In Kubernetes the grace period is configured in the pod spec or template using the terminationGracePeriodSeconds directive.

Example Pod Configuration:

# truncated excerpt of deployment yaml
apiVersion: apps/v1
kind: Deployment
  name: engine


        run: engine
      hostNetwork: true
      - name: regcred
      - name: engine
        image: deepgram/onprem-engine:3.45.3
        imagePullPolicy: IfNotPresent
        command: [ "impeller" ]
        - name: engine-volume
          mountPath: /etc/config
        - name: models-volume
          mountPath: /models
        - containerPort: 8081
          name: engine-port
        args: ["-v", "serve", "/etc/config/engine.toml"]
      # cooldown/grace period
      terminationGracePeriodSeconds: 3600


Lastly, care should be taken to ensure the replicas do not spin back up immediately after scaling down, sometimes called yo-yo-ing or 'flapping'. Kubernetes scaling policies directly support an 'anti-flapping' mechanism to prevent immediate reallocation of replicas via the stabilizationWindowSeconds directive (see Horizontal Pod Autoscaling). Hashicorp Nomad refers to this as a scaling policy cooldown, and your control plane may use other wording.

Example Kubernetes stabilization window or scaling cooldown:

    stabilizationWindowSeconds: 300


Scaling your Deepgram deployment to handle your production traffic in an efficient and performant manner is a long-term challenge that is highly dependent on your use case and constraints.
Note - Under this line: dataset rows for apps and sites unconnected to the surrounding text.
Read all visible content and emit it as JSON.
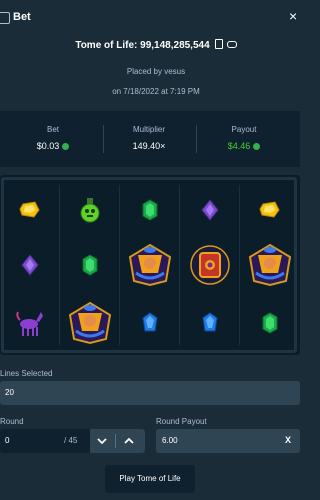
{
  "header": {
    "title": "Bet",
    "close": "×"
  },
  "game": {
    "title": "Tome of Life: 99,148,285,544"
  },
  "meta": {
    "placed_by": "Placed by vesus",
    "date": "on 7/18/2022 at 7:19 PM"
  },
  "stats": {
    "bet_label": "Bet",
    "bet_value": "$0.03",
    "mult_label": "Multiplier",
    "mult_value": "149.40×",
    "payout_label": "Payout",
    "payout_value": "$4.46"
  },
  "grid": [
    [
      "gold-gem",
      "green-potion",
      "green-gem",
      "purple-gem",
      "gold-gem"
    ],
    [
      "purple-gem",
      "green-gem",
      "pharaoh-wild",
      "tome-scatter",
      "pharaoh-wild"
    ],
    [
      "purple-horse",
      "pharaoh-wild",
      "blue-gem",
      "blue-gem",
      "green-gem"
    ]
  ],
  "lines": {
    "label": "Lines Selected",
    "value": "20"
  },
  "round": {
    "label": "Round",
    "value": "0",
    "total": "/ 45"
  },
  "round_payout": {
    "label": "Round Payout",
    "value": "6.00",
    "clear": "X"
  },
  "play_button": "Play Tome of Life",
  "colors": {
    "bg": "#1a2c38",
    "panel": "#0f212e",
    "field": "#2f4553",
    "green": "#4ad02e"
  }
}
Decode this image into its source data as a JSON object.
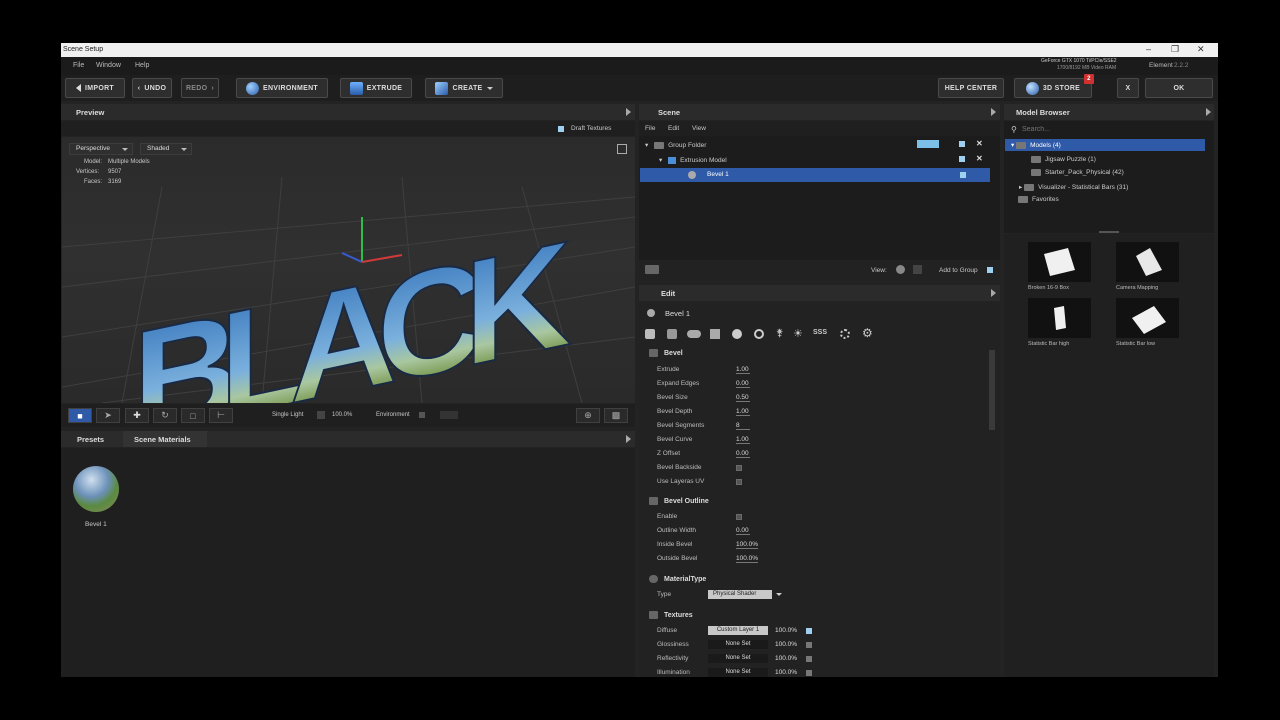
{
  "window": {
    "title": "Scene Setup"
  },
  "menu": [
    "File",
    "Window",
    "Help"
  ],
  "gpu": {
    "line1": "GeForce GTX 1070 Ti/PCIe/SSE2",
    "line2": "1700/8192 MB Video RAM",
    "version_label": "Element",
    "version": "2.2.2"
  },
  "toolbar": {
    "import": "IMPORT",
    "undo": "UNDO",
    "redo": "REDO",
    "environment": "ENVIRONMENT",
    "extrude": "EXTRUDE",
    "create": "CREATE",
    "help_center": "HELP CENTER",
    "store": "3D STORE",
    "store_badge": "2",
    "close": "X",
    "ok": "OK"
  },
  "preview": {
    "title": "Preview",
    "draft_textures": "Draft Textures",
    "camera_mode": "Perspective",
    "shading_mode": "Shaded",
    "model_label": "Model:",
    "model_value": "Multiple Models",
    "vertices_label": "Vertices:",
    "vertices_value": "9507",
    "faces_label": "Faces:",
    "faces_value": "3169",
    "viewport_text": "BLACK",
    "lighting": "Single Light",
    "zoom": "100.0%",
    "environment_label": "Environment"
  },
  "presets": {
    "tab_presets": "Presets",
    "tab_materials": "Scene Materials",
    "material_name": "Bevel 1"
  },
  "scene": {
    "title": "Scene",
    "menu": [
      "File",
      "Edit",
      "View"
    ],
    "items": [
      {
        "label": "Group Folder"
      },
      {
        "label": "Extrusion Model"
      },
      {
        "label": "Bevel 1"
      }
    ],
    "view_label": "View:",
    "add_to_group": "Add to Group"
  },
  "edit": {
    "title": "Edit",
    "object_name": "Bevel 1",
    "bevel_section": "Bevel",
    "bevel": [
      {
        "label": "Extrude",
        "value": "1.00"
      },
      {
        "label": "Expand Edges",
        "value": "0.00"
      },
      {
        "label": "Bevel Size",
        "value": "0.50"
      },
      {
        "label": "Bevel Depth",
        "value": "1.00"
      },
      {
        "label": "Bevel Segments",
        "value": "8"
      },
      {
        "label": "Bevel Curve",
        "value": "1.00"
      },
      {
        "label": "Z Offset",
        "value": "0.00"
      },
      {
        "label": "Bevel Backside",
        "value": ""
      },
      {
        "label": "Use Layeras UV",
        "value": ""
      }
    ],
    "outline_section": "Bevel Outline",
    "outline": [
      {
        "label": "Enable",
        "value": ""
      },
      {
        "label": "Outline Width",
        "value": "0.00"
      },
      {
        "label": "Inside Bevel",
        "value": "100.0%"
      },
      {
        "label": "Outside Bevel",
        "value": "100.0%"
      }
    ],
    "material_section": "MaterialType",
    "type_label": "Type",
    "type_value": "Physical Shader",
    "textures_section": "Textures",
    "textures": [
      {
        "label": "Diffuse",
        "layer": "Custom Layer 1",
        "value": "100.0%"
      },
      {
        "label": "Glossiness",
        "layer": "None Set",
        "value": "100.0%"
      },
      {
        "label": "Reflectivity",
        "layer": "None Set",
        "value": "100.0%"
      },
      {
        "label": "Illumination",
        "layer": "None Set",
        "value": "100.0%"
      }
    ]
  },
  "browser": {
    "title": "Model Browser",
    "search_placeholder": "Search...",
    "tree": [
      {
        "label": "Models (4)"
      },
      {
        "label": "Jigsaw Puzzle (1)"
      },
      {
        "label": "Starter_Pack_Physical (42)"
      },
      {
        "label": "Visualizer - Statistical Bars (31)"
      },
      {
        "label": "Favorites"
      }
    ],
    "thumbs": [
      {
        "label": "Broken 16-9 Box"
      },
      {
        "label": "Camera Mapping"
      },
      {
        "label": "Statistic Bar high"
      },
      {
        "label": "Statistic Bar low"
      }
    ]
  },
  "colors": {
    "accent": "#2f5aa8",
    "check": "#9fd0f0",
    "badge": "#d03030"
  }
}
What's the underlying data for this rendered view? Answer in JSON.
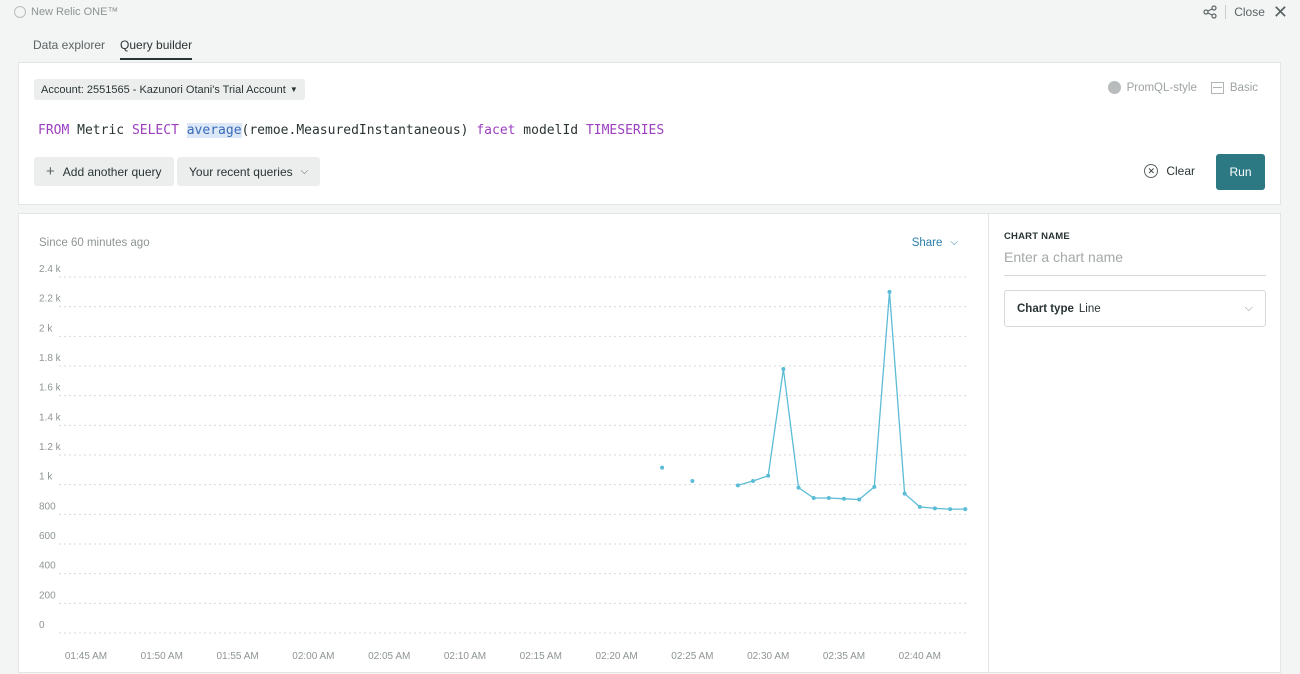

Deepgram publishes a variety of metrics to aid you in determining when Deepgram services are under heavy load, which can aid in scaling decisions.

If you have further questions about how to effectively benchmark your on-prem deployment, or scale effectively, please contact Support or your Deepgram Account Executive.

What’s Next

For specific details about the metrics available and integrating Deepgram with a solution like Prometheus, refer to these additional materials.